It is time to get prepared for the 3rd round of King Tides February 17-19 and the celebration on the 20th
For the fifth year, CoastWatch is sponsoring the King Tide project. This is the Oregon branch of an international volunteer effort to trace the year’s highest tides by means of photography. Documenting the highest reach of the tides tells us something about areas of the natural and constructed environments, which are subject to erosion and flooding now. It tells us even more about what to expect as sea level rises. Our co-sponsor this year is the state’s Coastal Management Program.
We’re asking anyone capable of taking a photograph and able to get to the coast during the series of high tides to take shots at the highest point of the tide on those days. These photos can focus on any feature. Those that show the location of the tide in relation to the built environment (roads, seawalls, buildings) are especially useful in demonstrating impending threats. The ideal photo would be taken from a location where the photographer can return later at an ordinary high tide to take a comparison shot.

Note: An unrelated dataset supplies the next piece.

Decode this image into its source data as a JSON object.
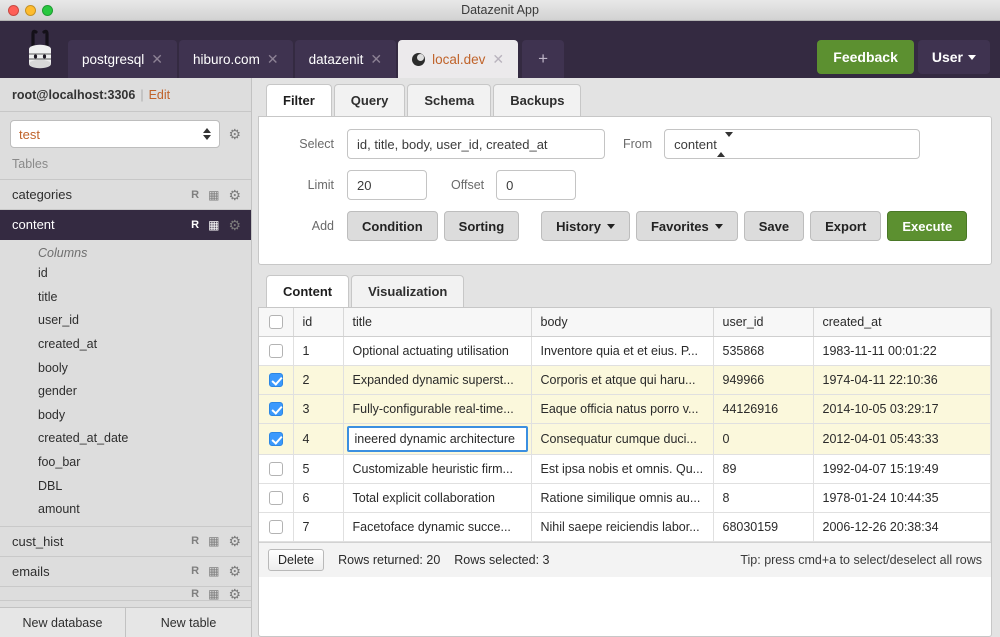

** Whenever you are on the Oregon Coast it is imperative that you keep an eye on the ocean at all times. Never put yourself in danger. Photos should be taken at a safe distance from the surf. **
CoastWatch is making a special effort to organize photographers to document the reach of the King Tides in the vicinity of Cape Arago and the new marine reserves (Cape Falcon, Cascade Head, Otter Rock, Cape Perpetua and Redfish Rocks). If willing to help with this citizen science project and seeking directions to areas we would particularly like to document, please let us know.
Participating photographers are asked to post their photographs on the project’s Flickr site, http://www.flickr.com/groups/oregonkingtides/. Those who don’t wish to use Flickr can e-mail their photo files to firstname.lastname@example.org.
More information about the project, including links to tide tables and suggestions for posting photographs, can be found on the King Tide website, http://www.oregonkingtides.net. For more information about the technical aspects of the project, please contact Meg Gardner, NOAA Coastal Fellow, at the Oregon Coastal Management Program in Newport: (541) 574-4514 or email@example.com.
At the conclusion of the project, a celebration will be held beginning at 5:30 p.m. on Friday, Feb. 20, at the Roadhouse in Lincoln City. The best of the King Tide photos will be shown, photographers will be on hand to comment, and there will be a special speaker. The event is free and open to all (some refreshments provided, beer and meals available from the Roadhouse).
For information about the project, and about participating in the special effort to document the King Tides in the marine reserve areas, contact Fawn Custer, CoastWatch volunteer coordinator, at (541) 270-0027, firstname.lastname@example.org